Exercise inputs Start Marker

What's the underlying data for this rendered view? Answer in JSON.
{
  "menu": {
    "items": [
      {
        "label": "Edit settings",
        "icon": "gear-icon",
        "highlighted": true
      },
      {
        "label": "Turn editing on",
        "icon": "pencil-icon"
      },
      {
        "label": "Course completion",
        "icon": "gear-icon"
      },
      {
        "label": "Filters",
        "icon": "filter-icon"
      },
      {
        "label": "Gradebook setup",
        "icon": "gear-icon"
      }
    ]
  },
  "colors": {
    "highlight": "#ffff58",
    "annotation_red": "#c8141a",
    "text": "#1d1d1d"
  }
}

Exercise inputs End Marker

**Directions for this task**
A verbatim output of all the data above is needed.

**Answer to the problem**
What's the underlying data for this rendered view? Answer in JSON.
{
  "menu": {
    "items": [
      {
        "label": "Edit settings",
        "icon": "gear-icon",
        "highlighted": true
      },
      {
        "label": "Turn editing on",
        "icon": "pencil-icon"
      },
      {
        "label": "Course completion",
        "icon": "gear-icon"
      },
      {
        "label": "Filters",
        "icon": "filter-icon"
      },
      {
        "label": "Gradebook setup",
        "icon": "gear-icon"
      }
    ]
  },
  "colors": {
    "highlight": "#ffff58",
    "annotation_red": "#c8141a",
    "text": "#1d1d1d"
  }
}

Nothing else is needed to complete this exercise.